By RickRamsey-Oracle on Nov 07, 2013
"With IT staff now tasked to deliver on-demand services, datacenter virtualization requirements have gone beyond simple consolidation and cost reduction. Simply provisioning and delivering an operating environment falls short. IT organizations must rapidly deliver services, such as infrastructure-as-a-service (IaaS), platform-as-a-service (PaaS), and software-as-a-service (SaaS). Virtualization solutions need to be application-driven and enable:"
Application Driven Virtualization, an Oracle white paper
- "Easier deployment and management of business critical applications"
- "Rapid and automated provisioning of the entire application stack inside the virtual machine"
- "Integrated management of the complete stack including the VM and the applications running inside the VM."
That was published in August of 2011. The new release of Oracle VM Server delivers significant virtual networking performance improvements, among other things.
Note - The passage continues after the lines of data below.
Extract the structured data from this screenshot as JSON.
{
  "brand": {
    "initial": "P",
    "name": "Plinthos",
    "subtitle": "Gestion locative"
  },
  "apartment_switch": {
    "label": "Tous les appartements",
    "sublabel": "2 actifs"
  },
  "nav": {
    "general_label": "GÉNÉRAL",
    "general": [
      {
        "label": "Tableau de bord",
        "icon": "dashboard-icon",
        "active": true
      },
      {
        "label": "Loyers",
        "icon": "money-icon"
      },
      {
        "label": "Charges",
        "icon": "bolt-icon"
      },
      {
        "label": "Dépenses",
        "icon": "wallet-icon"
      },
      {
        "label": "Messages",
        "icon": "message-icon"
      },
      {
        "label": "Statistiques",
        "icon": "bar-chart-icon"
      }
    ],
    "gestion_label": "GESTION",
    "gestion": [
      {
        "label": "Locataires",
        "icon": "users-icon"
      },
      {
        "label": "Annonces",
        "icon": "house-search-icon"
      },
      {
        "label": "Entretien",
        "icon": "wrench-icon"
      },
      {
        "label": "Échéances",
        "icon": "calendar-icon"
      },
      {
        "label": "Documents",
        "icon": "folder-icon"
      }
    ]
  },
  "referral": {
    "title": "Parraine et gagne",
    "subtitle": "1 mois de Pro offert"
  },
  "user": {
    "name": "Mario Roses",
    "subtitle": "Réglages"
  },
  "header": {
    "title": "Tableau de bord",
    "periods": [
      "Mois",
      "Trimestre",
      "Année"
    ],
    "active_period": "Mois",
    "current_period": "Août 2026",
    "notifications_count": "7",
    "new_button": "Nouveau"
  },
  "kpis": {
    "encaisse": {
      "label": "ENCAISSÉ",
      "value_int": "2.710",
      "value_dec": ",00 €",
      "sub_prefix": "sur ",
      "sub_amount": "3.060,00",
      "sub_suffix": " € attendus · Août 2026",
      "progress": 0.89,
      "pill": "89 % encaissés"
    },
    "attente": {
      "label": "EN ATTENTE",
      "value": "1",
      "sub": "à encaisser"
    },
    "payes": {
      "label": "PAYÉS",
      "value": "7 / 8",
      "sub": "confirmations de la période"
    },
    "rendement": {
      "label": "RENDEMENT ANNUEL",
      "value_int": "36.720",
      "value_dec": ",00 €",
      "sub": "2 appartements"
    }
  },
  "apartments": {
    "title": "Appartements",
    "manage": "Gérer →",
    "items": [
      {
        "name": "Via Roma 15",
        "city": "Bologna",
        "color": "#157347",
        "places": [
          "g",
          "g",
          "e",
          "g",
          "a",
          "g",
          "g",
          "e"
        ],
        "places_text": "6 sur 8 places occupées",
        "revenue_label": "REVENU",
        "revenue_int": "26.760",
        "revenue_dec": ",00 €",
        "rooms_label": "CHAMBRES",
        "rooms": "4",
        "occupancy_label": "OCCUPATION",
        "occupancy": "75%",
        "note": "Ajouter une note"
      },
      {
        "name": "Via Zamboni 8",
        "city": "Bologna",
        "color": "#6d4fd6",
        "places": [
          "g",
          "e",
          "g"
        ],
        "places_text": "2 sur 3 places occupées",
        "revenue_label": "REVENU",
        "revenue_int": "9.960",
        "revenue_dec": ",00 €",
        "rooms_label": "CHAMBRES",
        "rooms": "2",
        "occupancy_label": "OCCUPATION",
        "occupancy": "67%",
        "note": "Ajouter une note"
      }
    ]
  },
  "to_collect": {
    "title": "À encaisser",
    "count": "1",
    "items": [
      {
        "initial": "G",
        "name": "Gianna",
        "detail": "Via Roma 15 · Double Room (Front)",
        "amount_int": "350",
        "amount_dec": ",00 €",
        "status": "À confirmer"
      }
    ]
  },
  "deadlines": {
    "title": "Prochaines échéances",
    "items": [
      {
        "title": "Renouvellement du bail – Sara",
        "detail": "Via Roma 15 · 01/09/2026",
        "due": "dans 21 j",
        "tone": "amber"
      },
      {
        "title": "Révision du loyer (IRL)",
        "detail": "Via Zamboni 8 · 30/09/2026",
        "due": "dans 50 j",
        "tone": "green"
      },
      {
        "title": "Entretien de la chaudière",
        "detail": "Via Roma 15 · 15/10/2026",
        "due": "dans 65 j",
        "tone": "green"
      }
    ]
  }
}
If you're not sure how virtual networks work or how to use them, these two articles by Greg King and friends might help.
by Greg King
Oracle VM Server for x86 lets you create logical networks out of physical Ethernet ports, bonded ports, VLAN segments, virtual MAC addresses (VNICs), and network channels. You can then assign channels (or "roles") to each logical network so that it handles the type of traffic you want it to.
Greg King explains how you go about doing this, and how Oracle VM Server for x86 implements the network infrastructure you configured. He also describes how the VM interacts with paravirtualized guest operating systems, hardware virtualized operating systems, and VLANs.
Finally, he provides an example that shows you how it all looks from the VM Manager view, the logical view, and the command line view of Oracle VM Server for x86.
by Greg King and Don Smerker
Oracle VM Server for x86 supports a wide range of options in network design, varying in complexity from a single network to configurations that include network bonds, VLANS, bridges, and multiple networks connecting the Oracle VM servers and guests. You can create separate networks to isolate traffic, or you can configure a single network for multiple roles. Network design depends on many factors, including the number and type of network interfaces, reliability and performance goals, the number of Oracle VM servers and guests, and the anticipated workload.
The Oracle VM Manager GUI presents four different ways to create an Oracle VM network:
- Bonds and ports
- Both bond/ports and VLANS
- A local network
This article focuses the second option, designing a complex Oracle VM network infrastructure using only VLANs, and it steps through the concepts needed to create a robust network infrastructure for your Oracle VM servers and guests.
- Virtual Networking for Dummies
- Download Oracle VM Server for x86
- Find technical resources for Oracle VM Server for x86
photo of K1200S copyright by Rick Ramsey